Josh: I think that the signings of Martin and Michalek have something to do with the Penguins’ perceived “inactivity” on the free agent market this year. As we’ve talked about, Shero made the Jordan Staal trade because 1) he did not want to wait one year and lose Staal for nothing and 2) he got great value in return. Also, rather than making a huge move in free agency, Shero quietly went out and got Tanner Glass. Truly, the signings of Martin and Michalek are probably the two biggest moves Shero has made in the unrestricted free agent market – at least in my memory. The much more common way that Shero acquires a player is at the trade deadline, while Shero knows that often times the player is desirous to leave their city, and also has only a few years left on their contract. A “rental” as we have come to know it, Shero likes to experiment with a player before making a long term offer. Sometimes, this works (see: Bill Guerin, James Neal) and the player is resigned for another year or 5. Sometimes, it doesn’t (see: Alexei Ponikarovsky). However, I think that any hesitance to make a lucrative offer to a free agent that hasn’t played in the Penguins system has only been increased by Michalek and Martin’s general inability to live up to expectations. And, truth be told, hockey as a whole has suffered because of the absolutely insane amounts of money and length involved in contracts nowadays.

With defensemen, they sometimes say “If you’re doing your job well, no one knows you’ve done anything at all.” In a sendoff for Michalek, let’s cut against that grain and each of us share a favorite Michalek moment with the Penguins. Matt, what’s yours?

Matt: Josh, ordinarily, this would be an easy task. There are so many memorable Penguin moments from Michalek’s tenure. My problem? None of them involve Michalek. That has nothing to do with my feelings for the Czech defender, but rather his ability to stay under the radar most of the time. He just isn’t the type of player who does much, if anything, flashy enough to stand out. There’s something to be said for that, though, as it has been an attribute used to earn big bucks for himself, as well as other defenders, such as Rob Scuderi. But, if I have to pick one thing that I think fondly of with regard to Michalek, it is his underutilized and underrated slap shot from the point. He didn’t cock the gun often, but when he did, it was a cannon that had the ability to find the back of the net. No, he didn’t score many goals with the Penguins, but the Braveheart video that played when did was gold, Jerry, pure gold! (Seinfeld reference)

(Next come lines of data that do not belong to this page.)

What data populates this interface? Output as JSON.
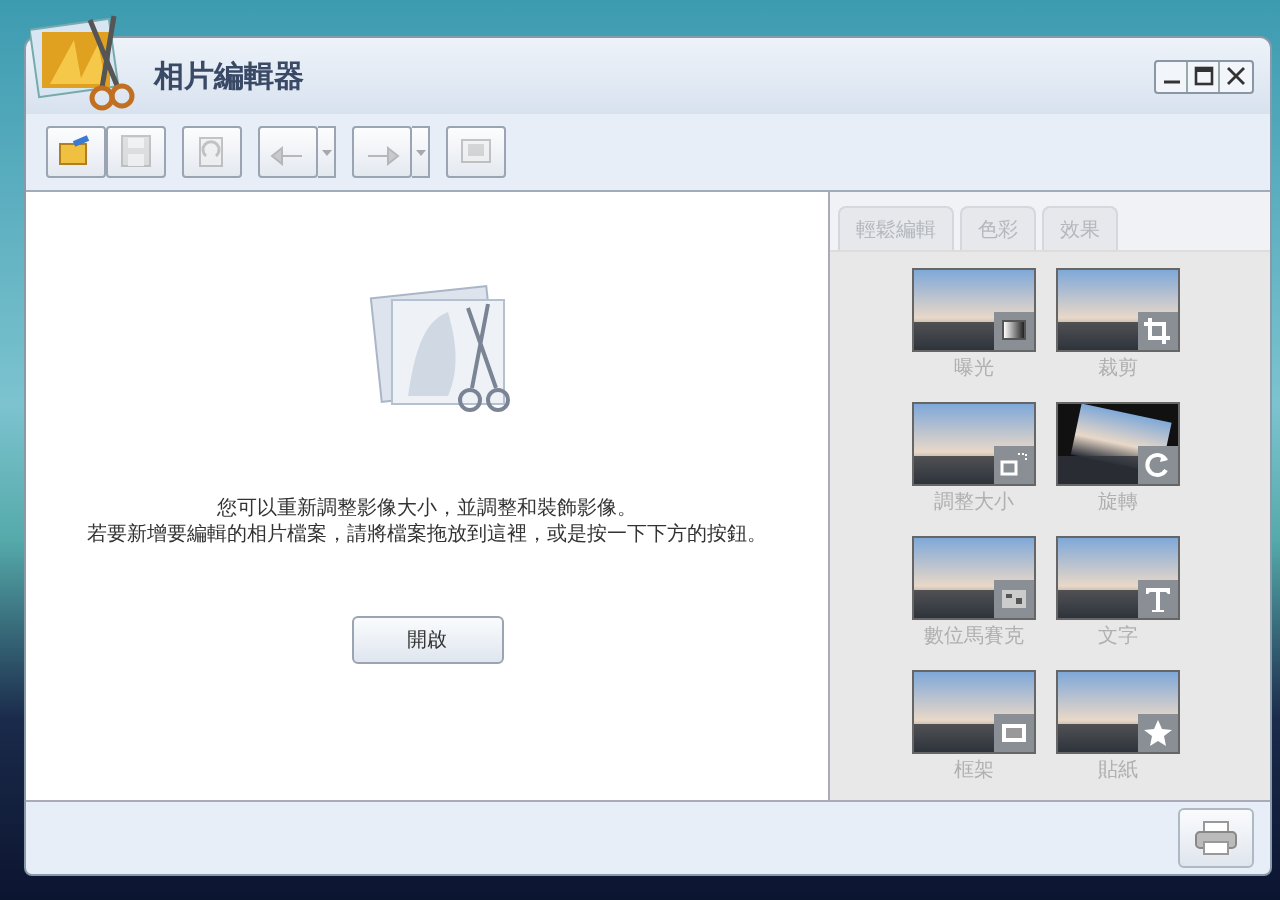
{
  "window": {
    "title": "相片編輯器"
  },
  "toolbar": [
    {
      "kind": "button",
      "disabled": false
    },
    {
      "kind": "button",
      "disabled": true
    },
    {
      "kind": "button",
      "disabled": true
    },
    {
      "kind": "split",
      "disabled": true
    },
    {
      "kind": "split",
      "disabled": true
    },
    {
      "kind": "button",
      "disabled": true
    }
  ],
  "main": {
    "message": [
      "您可以重新調整影像大小，並調整和裝飾影像。",
      "若要新增要編輯的相片檔案，請將檔案拖放到這裡，或是按一下下方的按鈕。"
    ],
    "open_button": "開啟"
  },
  "side_tabs": [
    {
      "label": "輕鬆編輯",
      "disabled": true
    },
    {
      "label": "色彩",
      "disabled": true
    },
    {
      "label": "效果",
      "disabled": true
    }
  ],
  "tools": [
    {
      "label": "曝光",
      "disabled": true
    },
    {
      "label": "裁剪",
      "disabled": true
    },
    {
      "label": "調整大小",
      "disabled": true
    },
    {
      "label": "旋轉",
      "disabled": true
    },
    {
      "label": "數位馬賽克",
      "disabled": true
    },
    {
      "label": "文字",
      "disabled": true
    },
    {
      "label": "框架",
      "disabled": true
    },
    {
      "label": "貼紙",
      "disabled": true
    }
  ],
  "footer": {
    "print_disabled": false
  }
}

Josh: Matt, exactly what I had in mind. Michalek is definitely a quiet hockey player, in his game both on- and off-ice. Michalek had gone 70-something games without a goal, then scored a few goals within a 3- or 4-game span. He was always good for putting the puck on net, though he got big money for essentially becoming the team’s shot-blocking defenseman. Jay McKee was much cheaper. Okay, so Michalek was definitely better than McKee, but he’s wasn’t a good enough fit to work the way Rob Scudieri did in our system. I think that wraps us up on Michalek. Matt, always a pleasure. Until next week, when we take on the departures of four role players.